"George Washington Crosby began to hallucinate eight days before he died."

Paul Harding hit the ground running with his 2009 debut novel "Tinkers."

"Tinkers" tells the story of the final eight days of George Crosby's life. As George lies dying in his living room surrounded by his family, he thinks back on his father, Howard, who walked out on his family when George was a boy. The story switches to Howard's life a generation earlier. Howard was an epileptic and left home when he discovered his wife was planning to commit him to an institution. Finally, we learn the story of Howard's father, whose wife committed him when his mental capacity deteriorated.

Harding tells this multi-generational story nonlinearly, revealing family secrets through the eyes of unreliable narrators, many of whom are losing their mental facilities. He tells a moving story of people and relationships and helplessness and growing old.

The author switches between first-person and third-person narration; between prose and poetry; and between past and present.
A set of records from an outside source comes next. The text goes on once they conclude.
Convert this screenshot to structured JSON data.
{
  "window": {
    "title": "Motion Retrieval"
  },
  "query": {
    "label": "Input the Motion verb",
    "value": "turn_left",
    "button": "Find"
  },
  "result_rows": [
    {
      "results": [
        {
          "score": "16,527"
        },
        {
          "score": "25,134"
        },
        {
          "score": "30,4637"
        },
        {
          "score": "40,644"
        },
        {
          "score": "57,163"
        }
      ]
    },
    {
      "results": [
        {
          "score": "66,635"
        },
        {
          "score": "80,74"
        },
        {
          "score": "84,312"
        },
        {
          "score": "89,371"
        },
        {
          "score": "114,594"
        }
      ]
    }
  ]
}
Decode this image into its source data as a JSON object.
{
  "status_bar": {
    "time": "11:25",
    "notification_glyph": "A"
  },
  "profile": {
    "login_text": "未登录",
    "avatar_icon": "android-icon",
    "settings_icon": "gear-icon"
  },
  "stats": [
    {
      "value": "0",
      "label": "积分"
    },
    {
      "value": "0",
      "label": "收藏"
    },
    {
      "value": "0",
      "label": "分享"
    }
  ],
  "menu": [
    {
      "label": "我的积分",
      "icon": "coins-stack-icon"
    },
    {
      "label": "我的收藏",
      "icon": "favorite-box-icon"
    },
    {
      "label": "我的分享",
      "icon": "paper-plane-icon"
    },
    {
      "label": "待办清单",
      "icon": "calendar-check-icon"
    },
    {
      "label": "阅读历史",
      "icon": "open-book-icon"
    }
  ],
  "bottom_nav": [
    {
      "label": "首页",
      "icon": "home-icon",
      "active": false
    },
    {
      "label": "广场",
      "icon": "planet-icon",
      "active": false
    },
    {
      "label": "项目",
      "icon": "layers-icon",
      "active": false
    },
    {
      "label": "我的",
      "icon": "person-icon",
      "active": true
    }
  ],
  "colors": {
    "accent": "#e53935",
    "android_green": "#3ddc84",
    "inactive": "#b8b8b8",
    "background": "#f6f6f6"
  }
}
Despite these sometimes jarring shifts, the story flows naturally, guiding the reader to its conclusion.
It is a touching story that earned its accolades.